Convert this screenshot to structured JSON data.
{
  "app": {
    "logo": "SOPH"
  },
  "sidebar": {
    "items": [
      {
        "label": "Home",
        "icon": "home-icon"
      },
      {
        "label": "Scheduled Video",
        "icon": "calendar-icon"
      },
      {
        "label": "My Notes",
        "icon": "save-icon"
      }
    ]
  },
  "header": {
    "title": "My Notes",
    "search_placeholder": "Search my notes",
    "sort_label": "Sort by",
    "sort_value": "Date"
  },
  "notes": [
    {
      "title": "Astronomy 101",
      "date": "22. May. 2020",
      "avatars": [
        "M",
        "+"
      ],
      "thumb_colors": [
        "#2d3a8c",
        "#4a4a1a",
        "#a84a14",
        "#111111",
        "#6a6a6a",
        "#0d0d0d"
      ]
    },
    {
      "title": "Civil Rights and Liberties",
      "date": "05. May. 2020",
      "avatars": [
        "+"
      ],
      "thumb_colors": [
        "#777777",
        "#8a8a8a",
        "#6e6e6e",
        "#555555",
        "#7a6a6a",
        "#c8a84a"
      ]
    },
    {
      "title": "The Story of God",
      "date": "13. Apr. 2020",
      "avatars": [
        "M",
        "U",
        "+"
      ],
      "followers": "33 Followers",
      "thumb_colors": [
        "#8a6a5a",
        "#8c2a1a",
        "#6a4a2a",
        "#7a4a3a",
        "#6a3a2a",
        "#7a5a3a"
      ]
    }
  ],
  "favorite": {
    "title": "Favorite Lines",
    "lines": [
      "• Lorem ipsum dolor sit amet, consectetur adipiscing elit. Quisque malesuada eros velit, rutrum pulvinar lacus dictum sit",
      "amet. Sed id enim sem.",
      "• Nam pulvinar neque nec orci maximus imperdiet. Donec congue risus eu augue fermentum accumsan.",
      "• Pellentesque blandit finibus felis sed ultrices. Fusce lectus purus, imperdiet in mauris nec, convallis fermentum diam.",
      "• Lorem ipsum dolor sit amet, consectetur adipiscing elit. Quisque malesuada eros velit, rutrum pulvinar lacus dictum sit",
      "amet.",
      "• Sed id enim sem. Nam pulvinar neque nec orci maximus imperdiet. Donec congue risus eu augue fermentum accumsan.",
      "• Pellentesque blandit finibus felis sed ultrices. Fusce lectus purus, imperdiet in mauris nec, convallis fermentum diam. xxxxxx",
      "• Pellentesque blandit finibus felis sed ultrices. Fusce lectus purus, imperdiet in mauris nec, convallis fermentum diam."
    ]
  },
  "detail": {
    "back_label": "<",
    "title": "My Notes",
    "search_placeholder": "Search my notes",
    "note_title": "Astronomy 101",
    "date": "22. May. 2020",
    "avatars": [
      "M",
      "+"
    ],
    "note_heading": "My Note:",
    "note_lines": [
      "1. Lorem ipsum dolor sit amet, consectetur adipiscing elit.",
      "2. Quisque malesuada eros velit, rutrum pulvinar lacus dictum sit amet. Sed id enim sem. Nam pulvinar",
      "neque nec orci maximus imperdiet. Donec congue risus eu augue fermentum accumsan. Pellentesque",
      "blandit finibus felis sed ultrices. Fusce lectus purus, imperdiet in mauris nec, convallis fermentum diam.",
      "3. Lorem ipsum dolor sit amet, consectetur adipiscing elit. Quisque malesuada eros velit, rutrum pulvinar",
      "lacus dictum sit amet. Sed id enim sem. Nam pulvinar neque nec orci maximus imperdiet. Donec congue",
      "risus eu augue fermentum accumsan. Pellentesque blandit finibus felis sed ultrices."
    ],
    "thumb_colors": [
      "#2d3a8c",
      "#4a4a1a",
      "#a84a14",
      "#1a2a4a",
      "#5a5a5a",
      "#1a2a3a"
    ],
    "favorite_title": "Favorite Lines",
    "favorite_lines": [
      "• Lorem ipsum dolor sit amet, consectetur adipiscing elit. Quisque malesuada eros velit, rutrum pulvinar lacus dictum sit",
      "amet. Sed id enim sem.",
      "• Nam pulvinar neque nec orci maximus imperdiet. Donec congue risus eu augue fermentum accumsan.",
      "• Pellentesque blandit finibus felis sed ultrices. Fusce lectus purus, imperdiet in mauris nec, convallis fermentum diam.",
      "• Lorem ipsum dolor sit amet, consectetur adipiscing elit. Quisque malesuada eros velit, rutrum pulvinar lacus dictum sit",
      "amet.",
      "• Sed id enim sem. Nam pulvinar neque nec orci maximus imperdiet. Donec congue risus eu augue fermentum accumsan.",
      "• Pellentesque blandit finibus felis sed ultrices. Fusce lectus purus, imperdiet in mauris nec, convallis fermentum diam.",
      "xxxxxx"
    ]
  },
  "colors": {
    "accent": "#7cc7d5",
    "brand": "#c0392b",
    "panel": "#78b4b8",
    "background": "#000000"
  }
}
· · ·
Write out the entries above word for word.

## RESPONSE TO THE TASK
Convert this screenshot to structured JSON data.
{
  "app": {
    "logo": "SOPH"
  },
  "sidebar": {
    "items": [
      {
        "label": "Home",
        "icon": "home-icon"
      },
      {
        "label": "Scheduled Video",
        "icon": "calendar-icon"
      },
      {
        "label": "My Notes",
        "icon": "save-icon"
      }
    ]
  },
  "header": {
    "title": "My Notes",
    "search_placeholder": "Search my notes",
    "sort_label": "Sort by",
    "sort_value": "Date"
  },
  "notes": [
    {
      "title": "Astronomy 101",
      "date": "22. May. 2020",
      "avatars": [
        "M",
        "+"
      ],
      "thumb_colors": [
        "#2d3a8c",
        "#4a4a1a",
        "#a84a14",
        "#111111",
        "#6a6a6a",
        "#0d0d0d"
      ]
    },
    {
      "title": "Civil Rights and Liberties",
      "date": "05. May. 2020",
      "avatars": [
        "+"
      ],
      "thumb_colors": [
        "#777777",
        "#8a8a8a",
        "#6e6e6e",
        "#555555",
        "#7a6a6a",
        "#c8a84a"
      ]
    },
    {
      "title": "The Story of God",
      "date": "13. Apr. 2020",
      "avatars": [
        "M",
        "U",
        "+"
      ],
      "followers": "33 Followers",
      "thumb_colors": [
        "#8a6a5a",
        "#8c2a1a",
        "#6a4a2a",
        "#7a4a3a",
        "#6a3a2a",
        "#7a5a3a"
      ]
    }
  ],
  "favorite": {
    "title": "Favorite Lines",
    "lines": [
      "• Lorem ipsum dolor sit amet, consectetur adipiscing elit. Quisque malesuada eros velit, rutrum pulvinar lacus dictum sit",
      "amet. Sed id enim sem.",
      "• Nam pulvinar neque nec orci maximus imperdiet. Donec congue risus eu augue fermentum accumsan.",
      "• Pellentesque blandit finibus felis sed ultrices. Fusce lectus purus, imperdiet in mauris nec, convallis fermentum diam.",
      "• Lorem ipsum dolor sit amet, consectetur adipiscing elit. Quisque malesuada eros velit, rutrum pulvinar lacus dictum sit",
      "amet.",
      "• Sed id enim sem. Nam pulvinar neque nec orci maximus imperdiet. Donec congue risus eu augue fermentum accumsan.",
      "• Pellentesque blandit finibus felis sed ultrices. Fusce lectus purus, imperdiet in mauris nec, convallis fermentum diam. xxxxxx",
      "• Pellentesque blandit finibus felis sed ultrices. Fusce lectus purus, imperdiet in mauris nec, convallis fermentum diam."
    ]
  },
  "detail": {
    "back_label": "<",
    "title": "My Notes",
    "search_placeholder": "Search my notes",
    "note_title": "Astronomy 101",
    "date": "22. May. 2020",
    "avatars": [
      "M",
      "+"
    ],
    "note_heading": "My Note:",
    "note_lines": [
      "1. Lorem ipsum dolor sit amet, consectetur adipiscing elit.",
      "2. Quisque malesuada eros velit, rutrum pulvinar lacus dictum sit amet. Sed id enim sem. Nam pulvinar",
      "neque nec orci maximus imperdiet. Donec congue risus eu augue fermentum accumsan. Pellentesque",
      "blandit finibus felis sed ultrices. Fusce lectus purus, imperdiet in mauris nec, convallis fermentum diam.",
      "3. Lorem ipsum dolor sit amet, consectetur adipiscing elit. Quisque malesuada eros velit, rutrum pulvinar",
      "lacus dictum sit amet. Sed id enim sem. Nam pulvinar neque nec orci maximus imperdiet. Donec congue",
      "risus eu augue fermentum accumsan. Pellentesque blandit finibus felis sed ultrices."
    ],
    "thumb_colors": [
      "#2d3a8c",
      "#4a4a1a",
      "#a84a14",
      "#1a2a4a",
      "#5a5a5a",
      "#1a2a3a"
    ],
    "favorite_title": "Favorite Lines",
    "favorite_lines": [
      "• Lorem ipsum dolor sit amet, consectetur adipiscing elit. Quisque malesuada eros velit, rutrum pulvinar lacus dictum sit",
      "amet. Sed id enim sem.",
      "• Nam pulvinar neque nec orci maximus imperdiet. Donec congue risus eu augue fermentum accumsan.",
      "• Pellentesque blandit finibus felis sed ultrices. Fusce lectus purus, imperdiet in mauris nec, convallis fermentum diam.",
      "• Lorem ipsum dolor sit amet, consectetur adipiscing elit. Quisque malesuada eros velit, rutrum pulvinar lacus dictum sit",
      "amet.",
      "• Sed id enim sem. Nam pulvinar neque nec orci maximus imperdiet. Donec congue risus eu augue fermentum accumsan.",
      "• Pellentesque blandit finibus felis sed ultrices. Fusce lectus purus, imperdiet in mauris nec, convallis fermentum diam.",
      "xxxxxx"
    ]
  },
  "colors": {
    "accent": "#7cc7d5",
    "brand": "#c0392b",
    "panel": "#78b4b8",
    "background": "#000000"
  }
}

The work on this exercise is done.